*** Provided material

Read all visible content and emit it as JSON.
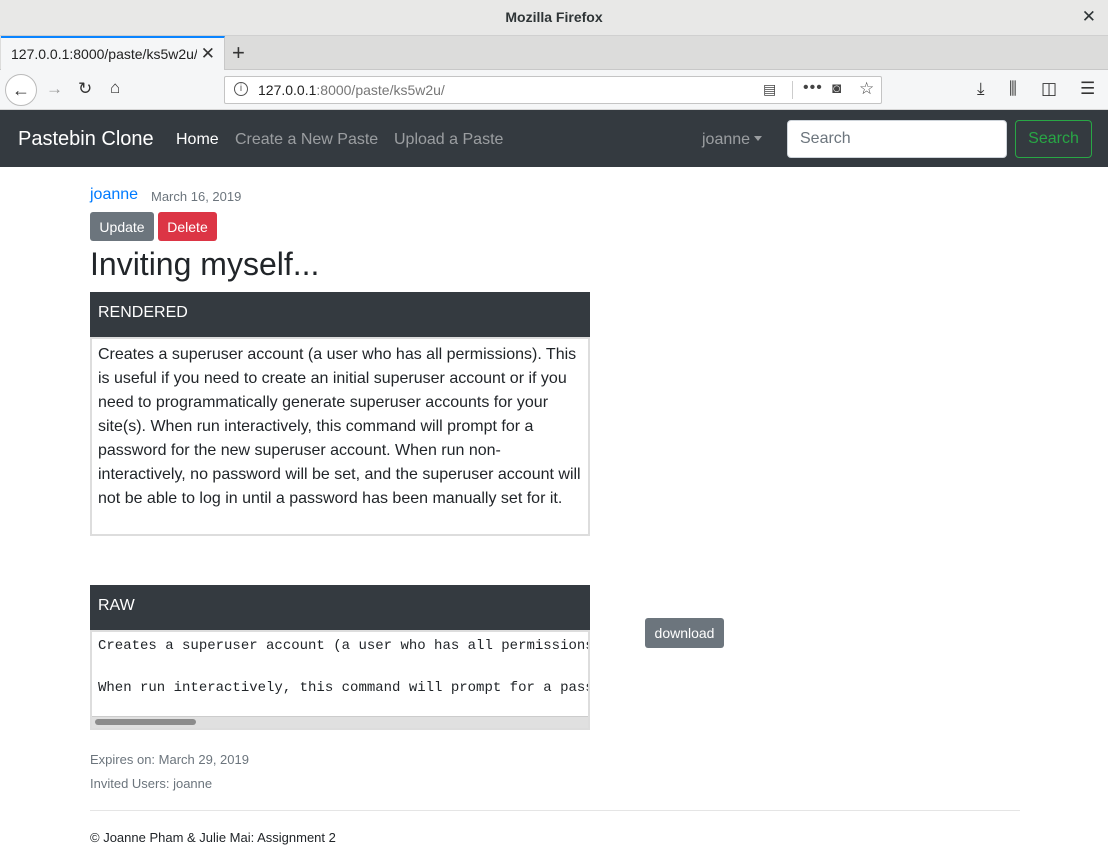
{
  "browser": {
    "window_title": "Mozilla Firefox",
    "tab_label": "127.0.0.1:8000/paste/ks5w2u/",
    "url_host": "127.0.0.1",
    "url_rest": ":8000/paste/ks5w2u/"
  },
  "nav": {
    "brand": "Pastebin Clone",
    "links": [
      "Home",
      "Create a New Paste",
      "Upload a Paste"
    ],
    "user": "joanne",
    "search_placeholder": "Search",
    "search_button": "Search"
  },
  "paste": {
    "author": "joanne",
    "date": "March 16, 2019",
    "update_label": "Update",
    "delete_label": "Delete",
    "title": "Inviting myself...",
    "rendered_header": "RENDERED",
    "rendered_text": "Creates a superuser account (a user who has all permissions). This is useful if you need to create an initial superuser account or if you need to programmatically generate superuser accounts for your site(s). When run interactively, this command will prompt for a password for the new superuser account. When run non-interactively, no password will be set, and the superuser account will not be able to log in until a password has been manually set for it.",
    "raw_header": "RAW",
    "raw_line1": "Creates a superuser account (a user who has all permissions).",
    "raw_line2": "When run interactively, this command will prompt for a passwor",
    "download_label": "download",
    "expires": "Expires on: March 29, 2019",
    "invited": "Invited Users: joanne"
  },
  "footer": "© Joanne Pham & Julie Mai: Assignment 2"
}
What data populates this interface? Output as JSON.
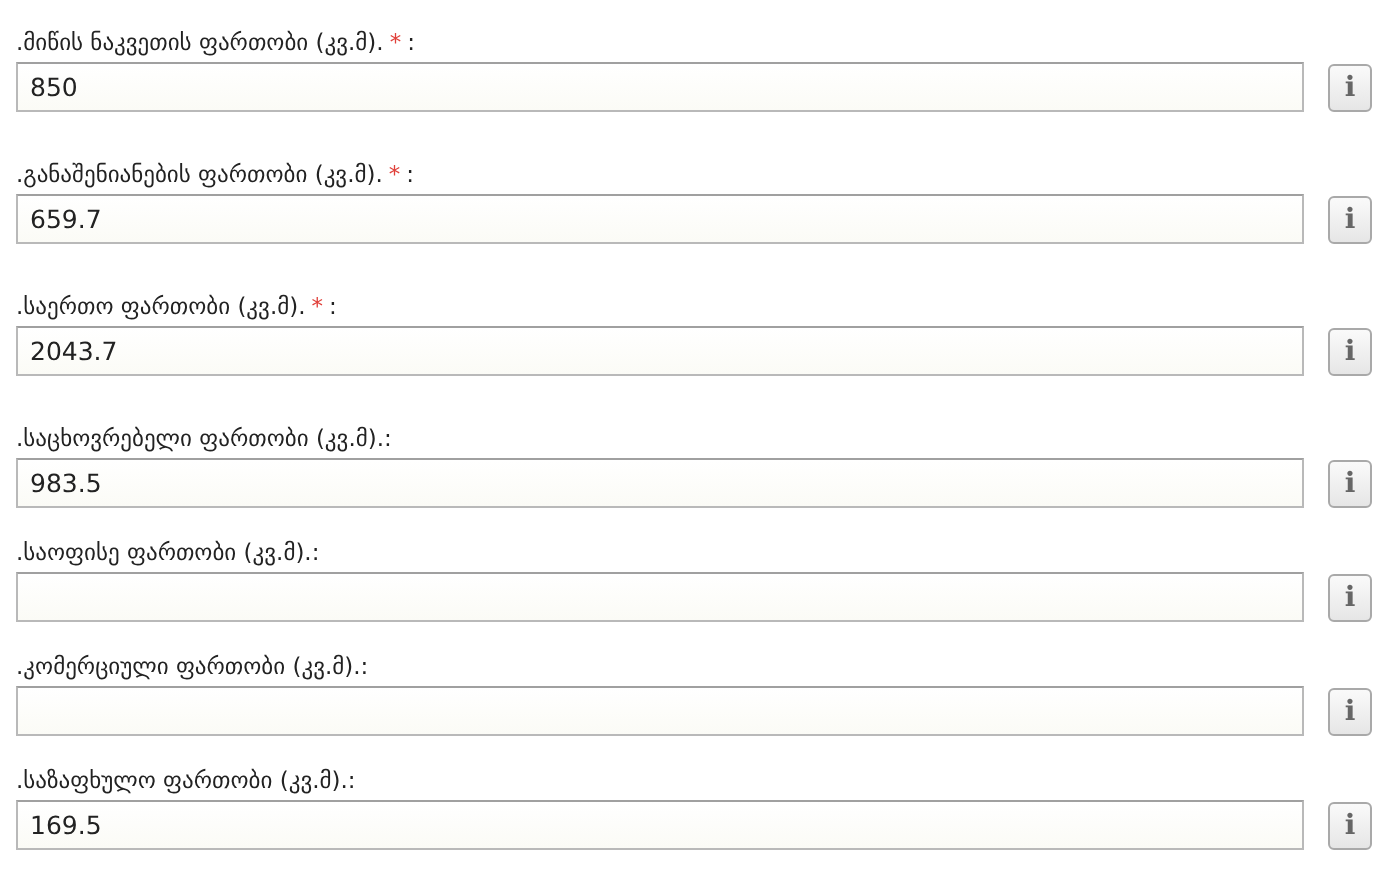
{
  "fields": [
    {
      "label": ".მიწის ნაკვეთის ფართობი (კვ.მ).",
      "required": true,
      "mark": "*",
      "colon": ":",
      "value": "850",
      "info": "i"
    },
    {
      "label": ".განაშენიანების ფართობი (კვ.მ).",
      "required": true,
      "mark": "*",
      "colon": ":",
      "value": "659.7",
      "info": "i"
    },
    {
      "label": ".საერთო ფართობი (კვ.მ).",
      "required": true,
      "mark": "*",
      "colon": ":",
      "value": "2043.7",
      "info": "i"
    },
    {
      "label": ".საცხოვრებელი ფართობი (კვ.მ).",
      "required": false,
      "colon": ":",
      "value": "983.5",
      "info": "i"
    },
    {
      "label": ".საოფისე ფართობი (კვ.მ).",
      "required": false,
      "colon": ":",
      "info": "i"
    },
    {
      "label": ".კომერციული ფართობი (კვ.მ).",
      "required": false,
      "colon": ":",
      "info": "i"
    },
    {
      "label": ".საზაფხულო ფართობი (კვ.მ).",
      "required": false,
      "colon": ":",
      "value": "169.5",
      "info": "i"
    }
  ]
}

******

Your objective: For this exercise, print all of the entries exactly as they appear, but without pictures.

Answer section:
Read all visible content and emit it as JSON.
{
  "browser": {
    "window_title": "Mozilla Firefox",
    "tab_label": "127.0.0.1:8000/paste/ks5w2u/",
    "url_host": "127.0.0.1",
    "url_rest": ":8000/paste/ks5w2u/"
  },
  "nav": {
    "brand": "Pastebin Clone",
    "links": [
      "Home",
      "Create a New Paste",
      "Upload a Paste"
    ],
    "user": "joanne",
    "search_placeholder": "Search",
    "search_button": "Search"
  },
  "paste": {
    "author": "joanne",
    "date": "March 16, 2019",
    "update_label": "Update",
    "delete_label": "Delete",
    "title": "Inviting myself...",
    "rendered_header": "RENDERED",
    "rendered_text": "Creates a superuser account (a user who has all permissions). This is useful if you need to create an initial superuser account or if you need to programmatically generate superuser accounts for your site(s). When run interactively, this command will prompt for a password for the new superuser account. When run non-interactively, no password will be set, and the superuser account will not be able to log in until a password has been manually set for it.",
    "raw_header": "RAW",
    "raw_line1": "Creates a superuser account (a user who has all permissions).",
    "raw_line2": "When run interactively, this command will prompt for a passwor",
    "download_label": "download",
    "expires": "Expires on: March 29, 2019",
    "invited": "Invited Users: joanne"
  },
  "footer": "© Joanne Pham & Julie Mai: Assignment 2"
}
What data populates this interface? Output as JSON.
{
  "fields": [
    {
      "label": ".მიწის ნაკვეთის ფართობი (კვ.მ).",
      "required": true,
      "mark": "*",
      "colon": ":",
      "value": "850",
      "info": "i"
    },
    {
      "label": ".განაშენიანების ფართობი (კვ.მ).",
      "required": true,
      "mark": "*",
      "colon": ":",
      "value": "659.7",
      "info": "i"
    },
    {
      "label": ".საერთო ფართობი (კვ.მ).",
      "required": true,
      "mark": "*",
      "colon": ":",
      "value": "2043.7",
      "info": "i"
    },
    {
      "label": ".საცხოვრებელი ფართობი (კვ.მ).",
      "required": false,
      "colon": ":",
      "value": "983.5",
      "info": "i"
    },
    {
      "label": ".საოფისე ფართობი (კვ.მ).",
      "required": false,
      "colon": ":",
      "info": "i"
    },
    {
      "label": ".კომერციული ფართობი (კვ.მ).",
      "required": false,
      "colon": ":",
      "info": "i"
    },
    {
      "label": ".საზაფხულო ფართობი (კვ.მ).",
      "required": false,
      "colon": ":",
      "value": "169.5",
      "info": "i"
    }
  ]
}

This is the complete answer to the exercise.